A bright greenish yellow pigment derived by reacting zinc oxide with potassium dichromate solutions. The color shades of zinc yellow are variable depending on the proportions of each component. Vauquelin discovered the zinc yellow in 1809, but it was not developed as an artist colorant until 1847 by Murdock. Zinc yellow is toxic, stable to light, and unaffected by hydrogen sulfide. However, it has less covering power than chrome yellow. The pure material has been used in oil and watercolors in recent years, but most zinc yellow is used in mixtures: a mixture with Prussian blue is sold as zinc chrome green and a mixture with strontium yellow and barium yellow is sold under the name lemon yellow or citron yellow. Zinc yellow is also used as a rust inhibitor and as a plastic colorant.

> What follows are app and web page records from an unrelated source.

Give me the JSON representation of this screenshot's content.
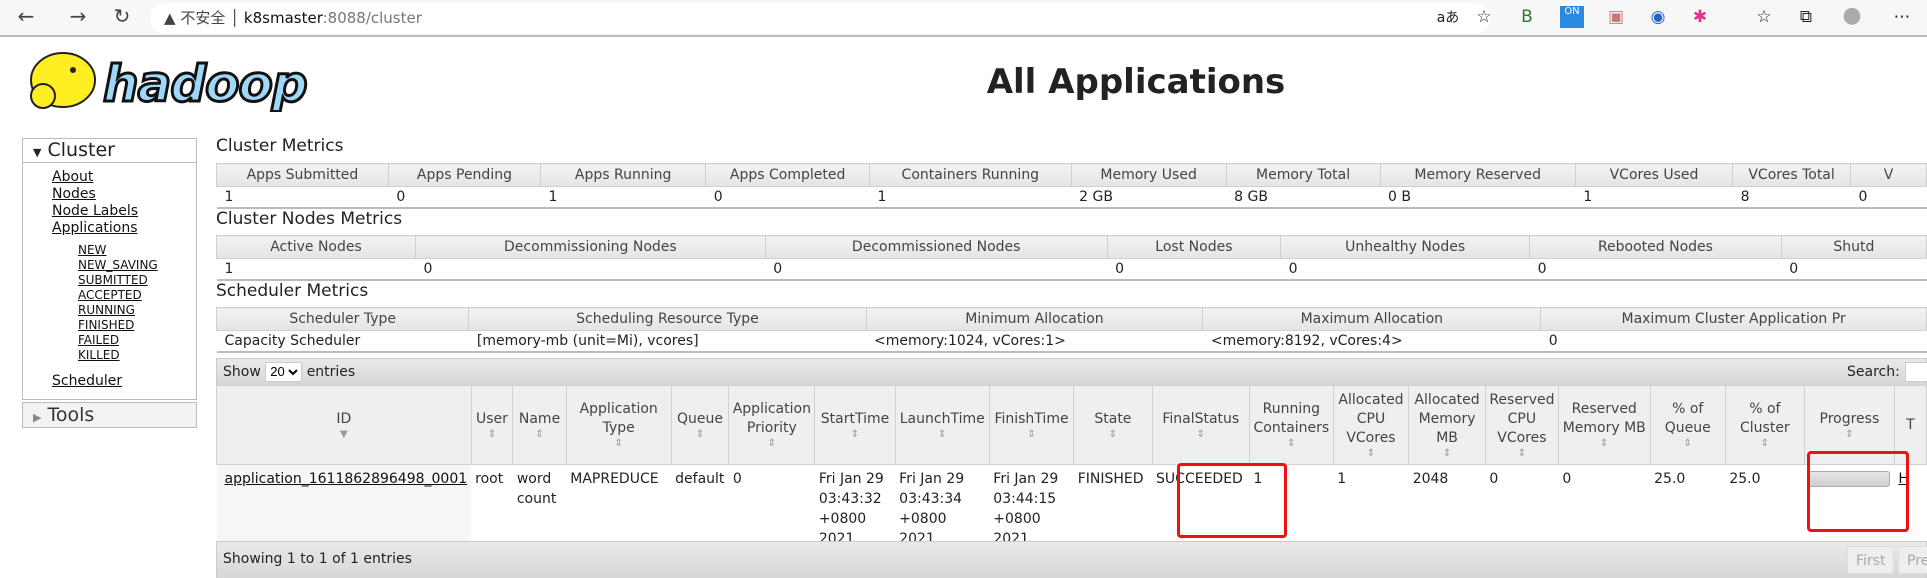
{
  "browser": {
    "warning": "不安全",
    "host": "k8smaster",
    "path": ":8088/cluster",
    "extensions": [
      "aa",
      "star-add",
      "b-ext",
      "on-ext",
      "pdf-ext",
      "blue-ext",
      "color-ext",
      "favorites",
      "collections",
      "profile",
      "more"
    ]
  },
  "page": {
    "title": "All Applications",
    "logo_text": "hadoop"
  },
  "sidebar": {
    "cluster_label": "Cluster",
    "tools_label": "Tools",
    "links": [
      "About",
      "Nodes",
      "Node Labels",
      "Applications"
    ],
    "states": [
      "NEW",
      "NEW_SAVING",
      "SUBMITTED",
      "ACCEPTED",
      "RUNNING",
      "FINISHED",
      "FAILED",
      "KILLED"
    ],
    "scheduler": "Scheduler"
  },
  "cluster_metrics": {
    "title": "Cluster Metrics",
    "headers": [
      "Apps Submitted",
      "Apps Pending",
      "Apps Running",
      "Apps Completed",
      "Containers Running",
      "Memory Used",
      "Memory Total",
      "Memory Reserved",
      "VCores Used",
      "VCores Total",
      "V"
    ],
    "values": [
      "1",
      "0",
      "1",
      "0",
      "1",
      "2 GB",
      "8 GB",
      "0 B",
      "1",
      "8",
      "0"
    ]
  },
  "nodes_metrics": {
    "title": "Cluster Nodes Metrics",
    "headers": [
      "Active Nodes",
      "Decommissioning Nodes",
      "Decommissioned Nodes",
      "Lost Nodes",
      "Unhealthy Nodes",
      "Rebooted Nodes",
      "Shutd"
    ],
    "values": [
      "1",
      "0",
      "0",
      "0",
      "0",
      "0",
      "0"
    ]
  },
  "scheduler_metrics": {
    "title": "Scheduler Metrics",
    "headers": [
      "Scheduler Type",
      "Scheduling Resource Type",
      "Minimum Allocation",
      "Maximum Allocation",
      "Maximum Cluster Application Pr"
    ],
    "values": [
      "Capacity Scheduler",
      "[memory-mb (unit=Mi), vcores]",
      "<memory:1024, vCores:1>",
      "<memory:8192, vCores:4>",
      "0"
    ]
  },
  "apps": {
    "show_label": "Show",
    "entries_label": "entries",
    "page_size": "20",
    "search_label": "Search:",
    "headers": [
      "ID",
      "User",
      "Name",
      "Application Type",
      "Queue",
      "Application Priority",
      "StartTime",
      "LaunchTime",
      "FinishTime",
      "State",
      "FinalStatus",
      "Running Containers",
      "Allocated CPU VCores",
      "Allocated Memory MB",
      "Reserved CPU VCores",
      "Reserved Memory MB",
      "% of Queue",
      "% of Cluster",
      "Progress",
      "T"
    ],
    "rows": [
      {
        "id": "application_1611862896498_0001",
        "user": "root",
        "name": "word count",
        "type": "MAPREDUCE",
        "queue": "default",
        "priority": "0",
        "start": "Fri Jan 29 03:43:32 +0800 2021",
        "launch": "Fri Jan 29 03:43:34 +0800 2021",
        "finish": "Fri Jan 29 03:44:15 +0800 2021",
        "state": "FINISHED",
        "final_status": "SUCCEEDED",
        "running_containers": "1",
        "alloc_vcores": "1",
        "alloc_mem": "2048",
        "res_vcores": "0",
        "res_mem": "0",
        "pct_queue": "25.0",
        "pct_cluster": "25.0",
        "progress": 100,
        "tracking": "H"
      }
    ],
    "footer": "Showing 1 to 1 of 1 entries",
    "pager": [
      "First",
      "Previ"
    ]
  },
  "highlight_color": "#f01010"
}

Synonyms and Related Terms
zinc chromate (VI) hydroxide; Pigment Yellow 36; CI 77955; Zinkgelb (Deut.); Zinkchromat (Deut.); jaune de zinc (Fr.); chromate de zinc (Fr.); chromate de jaune (Fr.); kitrino toy tsigkoy (Gr.); giallo di zinco (It.); giallo d'oro (It.); amarillo de cinc (Esp.); zinkchromaat (Ned.); amarelo de zinco (Port.); cromato de cinc (Esp.), cromato de zinco (Port.); zinc chromate yellow; zinc potassium chromate; buttercup yellow; primrose yellow; citron yellow; zinc chrome; permanent yellow; ultramarine yellow; yellow button of gold; lemon yellow
Soluble in dilute acids including acetic acid.
Insoluble in water (for modern synthetic zinc yellow); Some zinc yellows made in the 19th c. were slightly water soluble and were noted to effloresce in humid conditions (Doerner 1934).
Appears microscopically as tiny round particles with a strong birefringence
|Refractive Index||1.84 - 1.9|
Hazards and Safety
Human carcinogen. Skin contact may cause allergies. Acute ingestion may cause fatal chromium poisoning. Chronic inhalation may cause lung cancer and respiratory irritation.
May effloresce in humid conditions. May turn green with age.
° H. Kuhn, M.Curran, "Chrome Yellow and Other Chromate Pigments", Artists Pigments, Volume 1, R. Feller (ed.), Cambridge University Press: Cambridge, 1986.
Sources Checked for Data in Record
- R. J. Gettens, G.L. Stout, Painting Materials, A Short Encyclopaedia, Dover Publications, New York, 1966 Comment: (density 3.46 and ref. index 1.84-1.9
- Artists' Pigments: A Handbook of their History and Characteristics, R.L.Feller, ed., Cambridge University Press, London, Vol. 1, 1986 Comment: H. Kuhn, M.Curran, "Chrome Yellow and Other Chromate Pigments"
- M. Doerner, The Materials of the Artist, Harcourt, Brace & Co., 1934
- G.S.Brady, Materials Handbook, McGraw-Hill Book Co., New York, 1971 Comment: p. 888
- Ralph Mayer, A Dictionary of Art Terms and Techniques, Harper and Row Publishers, New York, 1969 (also 1945 printing)
- Susan E. Schur, Conservation Terminology: A review of Past & Current Nomenclature of Materials, Technology and Conservation, Spring (p.34-39); Summer (p.35-38); Fall (p.25-36), 1985
- Michael McCann, Artist Beware, Watson-Guptill Publications, New York City, 1979
- The Merck Index, Susan Budavari (ed.), Merck Research Labs, Whitehouse Station, NJ, 12th Edition, 1996 Comment: entry 9933
- Colour Index International online at www.colour-index.org
- Art and Architecture Thesaurus Online, http://www.getty.edu/research/tools/vocabulary/aat/, J. Paul Getty Trust, Los Angeles, 2000